Globe Briefs April 14
Austrian government writing law to seize Hitler’s birthplace
The Austrian government reportedly is drafting a law that would transfer ownership of Adolf Hitler’s birthplace to the state.
The owner of the home in Braunau has refused for at least the last five years to sell the property to the Austrian government, which is working to prevent the site in the German border town from becoming a shrine to the neo-Nazi community.
“We are currently examining the creation of a law, which would force a change of ownership and pass the property to the Republic of Austria,” Interior Ministry spokesman Karl-Heinz Grundboeck told the French news agency AFP last week.
“We have come to the conclusion over the past few years that expropriation is the only way to avoid the building being used for the purposes of Nazi” sympathizers, he said.
Braunau resident Gerlinde Pommer’s family has owned the house where Hitler was born on April 20, 1889, for more than a century. The town has tried for decades to purchase the building.
The ministry had rented the home for decades and sublet it to charitable organizations. The house, which draws neo-Nazi visitors, especially on the anniversary of Hitler’s birthday, has stood empty for approximately five years after the owner refused to authorize needed renovations.
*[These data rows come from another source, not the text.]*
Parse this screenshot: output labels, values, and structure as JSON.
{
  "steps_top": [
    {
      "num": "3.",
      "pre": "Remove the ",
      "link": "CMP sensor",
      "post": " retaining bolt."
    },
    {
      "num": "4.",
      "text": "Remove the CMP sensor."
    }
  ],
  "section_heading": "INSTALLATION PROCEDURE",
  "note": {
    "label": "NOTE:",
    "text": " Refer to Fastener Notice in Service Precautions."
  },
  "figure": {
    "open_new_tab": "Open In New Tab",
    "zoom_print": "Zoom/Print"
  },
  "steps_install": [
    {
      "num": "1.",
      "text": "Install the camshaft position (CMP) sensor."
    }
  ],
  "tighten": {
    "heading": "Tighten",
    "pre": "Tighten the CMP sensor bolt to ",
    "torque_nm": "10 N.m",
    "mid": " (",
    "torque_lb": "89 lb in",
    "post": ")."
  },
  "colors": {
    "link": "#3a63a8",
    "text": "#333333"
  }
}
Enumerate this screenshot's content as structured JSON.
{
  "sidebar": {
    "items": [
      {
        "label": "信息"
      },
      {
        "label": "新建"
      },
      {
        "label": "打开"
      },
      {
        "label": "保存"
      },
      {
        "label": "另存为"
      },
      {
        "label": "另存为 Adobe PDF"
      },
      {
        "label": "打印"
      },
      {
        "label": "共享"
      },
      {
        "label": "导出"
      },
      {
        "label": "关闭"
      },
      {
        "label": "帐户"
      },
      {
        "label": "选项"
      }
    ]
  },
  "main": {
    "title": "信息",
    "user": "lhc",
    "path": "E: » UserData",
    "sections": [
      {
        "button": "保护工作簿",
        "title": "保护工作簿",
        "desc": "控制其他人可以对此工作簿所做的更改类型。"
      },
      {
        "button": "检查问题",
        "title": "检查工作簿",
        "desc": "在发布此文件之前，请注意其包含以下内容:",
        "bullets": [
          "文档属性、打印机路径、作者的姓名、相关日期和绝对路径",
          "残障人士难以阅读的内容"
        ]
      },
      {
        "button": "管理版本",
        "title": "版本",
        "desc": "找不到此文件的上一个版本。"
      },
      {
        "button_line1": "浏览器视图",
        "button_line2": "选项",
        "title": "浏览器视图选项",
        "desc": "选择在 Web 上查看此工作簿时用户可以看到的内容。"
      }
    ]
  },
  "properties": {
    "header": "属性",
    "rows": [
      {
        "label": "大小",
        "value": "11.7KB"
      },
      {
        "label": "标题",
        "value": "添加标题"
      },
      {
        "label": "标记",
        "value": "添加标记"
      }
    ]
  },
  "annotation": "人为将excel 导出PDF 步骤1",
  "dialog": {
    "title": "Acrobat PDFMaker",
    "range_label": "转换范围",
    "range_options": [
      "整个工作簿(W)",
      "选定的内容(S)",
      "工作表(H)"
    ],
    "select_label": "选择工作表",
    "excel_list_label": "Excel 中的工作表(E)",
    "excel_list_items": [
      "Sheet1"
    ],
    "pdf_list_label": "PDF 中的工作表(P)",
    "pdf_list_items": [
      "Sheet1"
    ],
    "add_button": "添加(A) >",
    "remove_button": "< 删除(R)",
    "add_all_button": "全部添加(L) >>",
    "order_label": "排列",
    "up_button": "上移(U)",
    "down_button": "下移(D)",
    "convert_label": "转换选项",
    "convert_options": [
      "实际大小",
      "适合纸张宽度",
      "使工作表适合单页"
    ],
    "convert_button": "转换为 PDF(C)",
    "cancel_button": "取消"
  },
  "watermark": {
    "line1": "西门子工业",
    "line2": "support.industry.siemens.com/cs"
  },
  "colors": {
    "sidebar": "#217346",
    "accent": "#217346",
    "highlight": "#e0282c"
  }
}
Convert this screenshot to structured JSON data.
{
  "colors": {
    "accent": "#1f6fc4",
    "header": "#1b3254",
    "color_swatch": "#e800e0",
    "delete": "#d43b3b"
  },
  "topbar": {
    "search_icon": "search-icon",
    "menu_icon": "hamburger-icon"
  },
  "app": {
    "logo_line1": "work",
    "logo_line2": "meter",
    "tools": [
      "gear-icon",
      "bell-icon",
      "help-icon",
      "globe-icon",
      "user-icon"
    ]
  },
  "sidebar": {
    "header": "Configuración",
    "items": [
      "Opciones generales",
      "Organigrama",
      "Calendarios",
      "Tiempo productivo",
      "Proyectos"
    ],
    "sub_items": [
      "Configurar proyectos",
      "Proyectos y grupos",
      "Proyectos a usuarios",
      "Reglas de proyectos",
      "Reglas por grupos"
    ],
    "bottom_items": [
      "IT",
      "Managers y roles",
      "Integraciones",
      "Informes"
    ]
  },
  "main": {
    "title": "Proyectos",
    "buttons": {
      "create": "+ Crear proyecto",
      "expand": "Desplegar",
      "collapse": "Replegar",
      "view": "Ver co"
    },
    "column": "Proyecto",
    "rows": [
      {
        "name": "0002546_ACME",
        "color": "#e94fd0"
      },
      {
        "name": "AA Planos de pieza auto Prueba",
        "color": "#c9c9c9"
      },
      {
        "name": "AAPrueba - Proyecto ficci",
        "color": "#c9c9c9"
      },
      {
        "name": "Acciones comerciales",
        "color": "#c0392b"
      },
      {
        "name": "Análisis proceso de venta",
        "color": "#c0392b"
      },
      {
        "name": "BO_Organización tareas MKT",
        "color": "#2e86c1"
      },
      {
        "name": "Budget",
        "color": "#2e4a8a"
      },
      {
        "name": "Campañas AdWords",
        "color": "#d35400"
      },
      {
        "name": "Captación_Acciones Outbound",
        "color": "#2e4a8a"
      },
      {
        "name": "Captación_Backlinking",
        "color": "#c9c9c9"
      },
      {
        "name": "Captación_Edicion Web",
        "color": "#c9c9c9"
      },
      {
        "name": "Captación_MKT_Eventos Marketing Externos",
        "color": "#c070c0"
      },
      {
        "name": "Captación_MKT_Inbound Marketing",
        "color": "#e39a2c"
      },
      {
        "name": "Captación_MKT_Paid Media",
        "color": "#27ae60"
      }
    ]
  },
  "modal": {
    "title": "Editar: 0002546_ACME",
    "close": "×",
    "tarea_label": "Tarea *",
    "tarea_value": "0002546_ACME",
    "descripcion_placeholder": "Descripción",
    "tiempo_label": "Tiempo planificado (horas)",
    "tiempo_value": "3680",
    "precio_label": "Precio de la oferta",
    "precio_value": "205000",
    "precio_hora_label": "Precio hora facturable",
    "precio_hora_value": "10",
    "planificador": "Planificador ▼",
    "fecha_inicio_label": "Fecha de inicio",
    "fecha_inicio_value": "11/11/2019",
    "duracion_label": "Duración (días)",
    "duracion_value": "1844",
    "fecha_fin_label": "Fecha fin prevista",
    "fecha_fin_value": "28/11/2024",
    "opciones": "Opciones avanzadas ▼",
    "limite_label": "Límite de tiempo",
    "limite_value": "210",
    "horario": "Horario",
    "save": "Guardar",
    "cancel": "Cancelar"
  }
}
The building is listed as a historical landmark and cannot be razed. Hitler’s name does not appear anywhere near the home.
A stone outside the home is inscribed with the words: “Never again Fascism. In memory of millions of dead. For Peace, Freedom and Democracy.”
AIPAC opposes further sanctions relief for Iran
The American Israel Public Affairs Committee opposes further sanctions relief for Iran, citing its ballistic missile tests and its continued backing for sides fighting in the region.
“If Iran wants additional sanctions relief, it must first change its behavior,” the prominent Israel lobby said in an April 7 statement, which was accompanied by statements from members of Congress from both parties opposing additional sanctions relief.
U.S. administration officials reportedly have considered allowing Iran to engage in offshore dollar trading, which would alleviate sanctions on dealing with the United States that remain in place after the Iran nuclear deal.
President Barack Obama, however, said last week that allowing Iran access to dollars is not necessary. Instead, he has said, U.S. officials will endeavor to make it clear to third parties that a range of transactions are now permissible under the Iran nuclear deal.
The Obama administration is concerned that Iranians have yet to feel the effect of the removal of U.S. sanctions, which could reinforce hard-liners in the regime who opposed the sanctions relief for the nuclear rollback deal reached last year between Iran and six major world powers.
AIPAC, joined by some lawmakers from both parties, say that while Iran has observed the letter of the agreement, it has flouted its spirit by testing ballistic missiles, which violates U.N. Security Council resolutions, and by continuing its backing for insurgencies and counterinsurgencies in the region, as well as terrorist groups that target Israel.
In a rare move last week, the lobby blasted as “weak” the sanctions imposed on Iran by the Obama administration in the wake of the missile tests.
Thanks to viral video, Holocaust survivor gets wish to sing at Detroit Tigers game
An 89-year-old Holocaust survivor will sing the American national anthem at a Detroit Tigers baseball game after her granddaughter circulated a video of her that went viral online.
Amid a flood of requests on her behalf, the Tigers invited Hermina Hirsch to fulfill her bucket list wish by singing “The Star-Spangled Banner” at their May 21 game, Fox Sports reported last week.
“At my age, I figure that this would do it,” Hirsch, of Southfield, Michigan, told Detroit’s CBS Local. “I don’t want to die before I sing at a baseball game.”
Hirsch survived multiple concentration camps, including the Auschwitz death camp, and lost her parents, three brothers and other relatives in the Holocaust.
Asked by CBS Local if the prospect of singing before thousands of fans at Detroit’s Comerica Park made her nervous, a smiling Hirsch said, “If I lived through the concentration camp, it couldn’t be that bad.”
Born in 1927 in a town in what was then Czechoslovakia, Hirsch was deported to a ghetto in 1944, and then moved among five concentration camps, including Auschwitz.
“She was liberated from a concentration camp (she doesn’t remember the name) in either Germany or Poland on Jan. 21, 1945,” her granddaughter Andrea Hirsch wrote in an email to CBS Local. “She walked and hitched rides with strangers to get back to where she was born.”
Hirsch married Bernard Hirsch in 1947. The couple moved first to New York and then to Detroit. Hirsch sings the national anthem at weekly Holocaust survivor meetings at the Jewish Community Center of Metropolitan Detroit and also sings in her synagogue choir.
“At first when I told her that her video went viral and there’s so many people that caught wind of her story, she didn’t really understand,” Andrea Hirsch told CBS Detroit. “You know, she didn’t really understand how or why, how something like this could happen through social media. She just couldn’t believe how it progressed. … I didn’t even believe this could happen. We’re so excited.”